For Mills, the growth of the band is one part of the whirlwind that has been the last 18 months, during which the band has managed to record one album and enough material for a second, despite being on the road most of the time.

"Basically everything that's happened to our band so far has been us just trying to keep up with ourselves," she says. "We had no intentions of starting a band, but then people kind of liked it, and then we had a tour booked, and by the time we got done with that tour we had another tour booked, and we just never really stopped touring, and eventually recorded an album over the last year and a half in four or five different states."

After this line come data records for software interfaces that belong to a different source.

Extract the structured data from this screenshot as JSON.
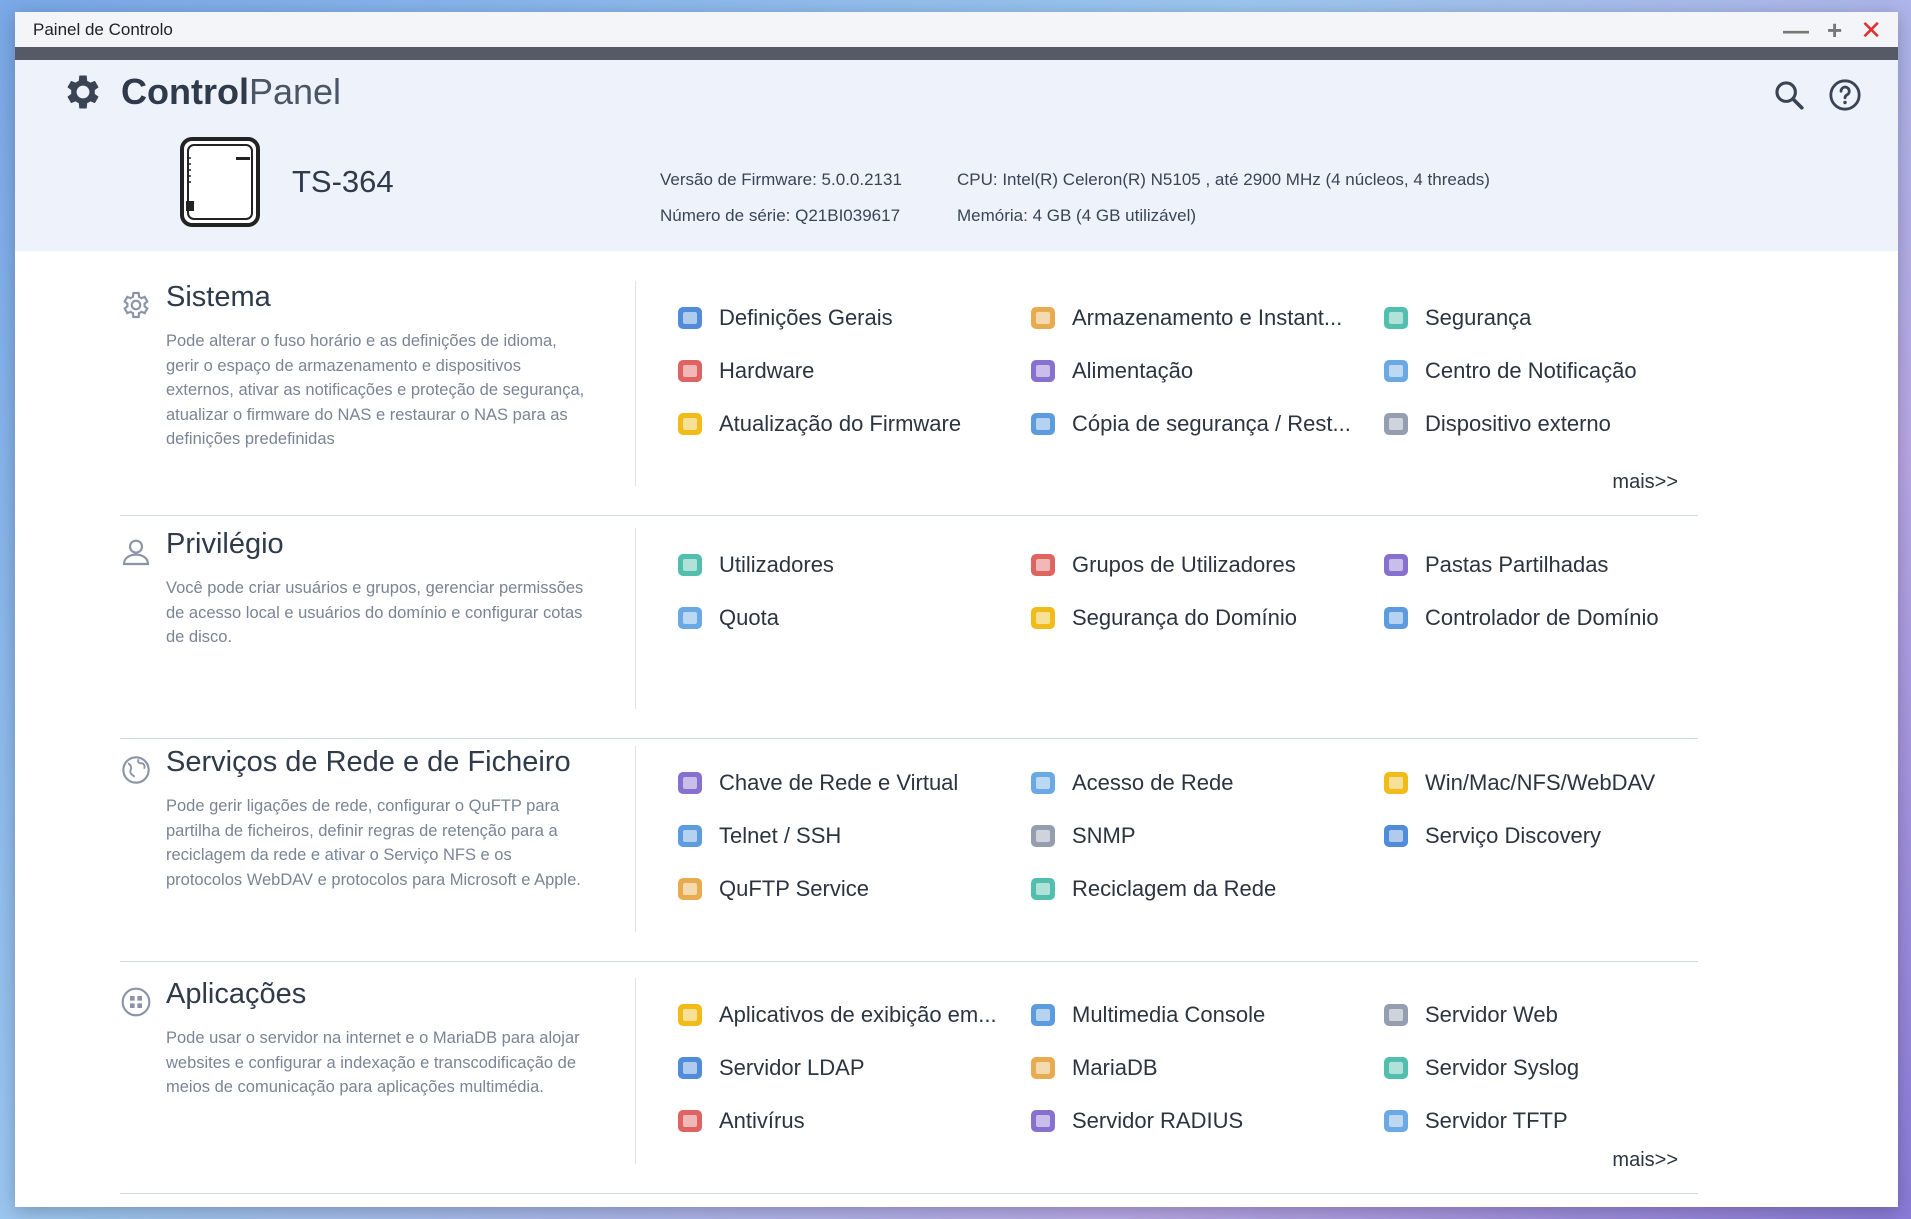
{
  "window": {
    "title": "Painel de Controlo"
  },
  "header": {
    "brand_bold": "Control",
    "brand_light": "Panel",
    "model": "TS-364",
    "firmware": "Versão de Firmware:  5.0.0.2131",
    "serial": "Número de série:  Q21BI039617",
    "cpu": "CPU:  Intel(R) Celeron(R) N5105 , até 2900 MHz (4 núcleos, 4 threads)",
    "memory": "Memória:  4 GB (4 GB utilizável)"
  },
  "sections": [
    {
      "title": "Sistema",
      "desc": "Pode alterar o fuso horário e as definições de idioma, gerir o espaço de armazenamento e dispositivos externos, ativar as notificações e proteção de segurança, atualizar o firmware do NAS e restaurar o NAS para as definições predefinidas",
      "items": [
        "Definições Gerais",
        "Armazenamento e Instant...",
        "Segurança",
        "Hardware",
        "Alimentação",
        "Centro de Notificação",
        "Atualização do Firmware",
        "Cópia de segurança / Rest...",
        "Dispositivo externo"
      ],
      "more": "mais>>"
    },
    {
      "title": "Privilégio",
      "desc": "Você pode criar usuários e grupos, gerenciar permissões de acesso local e usuários do domínio e configurar cotas de disco.",
      "items": [
        "Utilizadores",
        "Grupos de Utilizadores",
        "Pastas Partilhadas",
        "Quota",
        "Segurança do Domínio",
        "Controlador de Domínio"
      ]
    },
    {
      "title": "Serviços de Rede e de Ficheiro",
      "desc": "Pode gerir ligações de rede, configurar o QuFTP para partilha de ficheiros, definir regras de retenção para a reciclagem da rede e ativar o Serviço NFS e os protocolos WebDAV e protocolos para Microsoft e Apple.",
      "items": [
        "Chave de Rede e Virtual",
        "Acesso de Rede",
        "Win/Mac/NFS/WebDAV",
        "Telnet / SSH",
        "SNMP",
        "Serviço Discovery",
        "QuFTP Service",
        "Reciclagem da Rede"
      ]
    },
    {
      "title": "Aplicações",
      "desc": "Pode usar o servidor na internet e o MariaDB para alojar websites e configurar a indexação e transcodificação de meios de comunicação para aplicações multimédia.",
      "items": [
        "Aplicativos de exibição em...",
        "Multimedia Console",
        "Servidor Web",
        "Servidor LDAP",
        "MariaDB",
        "Servidor Syslog",
        "Antivírus",
        "Servidor RADIUS",
        "Servidor TFTP"
      ],
      "more": "mais>>"
    }
  ],
  "icons": {
    "section_icons": [
      "gear-icon",
      "user-icon",
      "globe-icon",
      "apps-icon"
    ],
    "item_colors": [
      "#3d7fd6",
      "#e6a23c",
      "#3fb8a5",
      "#d9534f",
      "#7b61c9",
      "#5aa0e0",
      "#f0b400",
      "#4a90d9",
      "#8a94a6"
    ]
  }
}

That album still hasn't been released. The band is trying to figure out the best way to do that, whether it's with a label or independently. They have put out two singles, "Troubled Tracks" and "Ledbellies," which differ pretty dramatically in style. "Troubled Tracks" is a slow, sparse country lament, with Plemons taking the lead with a sad croon not completely unlike a "Heartbreaker" era Ryan Adams. "Ledbellies (Hurt My Pride)" is a different beast, an old-timey, toe tapping blues number with James and Mills taking vocal duties.

The band takes pride in their diverse style, according to Mills, who says that her tastes are rooted more in Rosemary Clooney, Bing Crosby and "things that are vocally and melodically driven." James is more rock-inclined, she says, while Plemons tends to draw from Hank Williams or singer songwriters like Townes Van Zandt. It's a difference that is reflected on the upcoming album. The writing process for the group thus far has been fairly collaborative, Mills says, something that has resulted in a set of recordings that blend their various influences.

"Some of our songs are clearly rock or clearly gospel and some of them are folk, and the rest of them kind of blur the lines," Mills says. "They're really hard to put into a genre. I think what we're most proud about the album is that we don't really have two songs that sound anything alike."

As for plans beyond the Austin City Limits Music Festival, the band plans to continue touring, something which Mills says has taken some getting used to. "A lot of times when you're going from one gig to the next gig, one venue owner isn't concerned with how far away you were the night before. They just want you there and they want you to put on a good show. It was a lot harder than I thought. Tour is amazing, it's also difficult and tiring."

pmongillo@statesman.com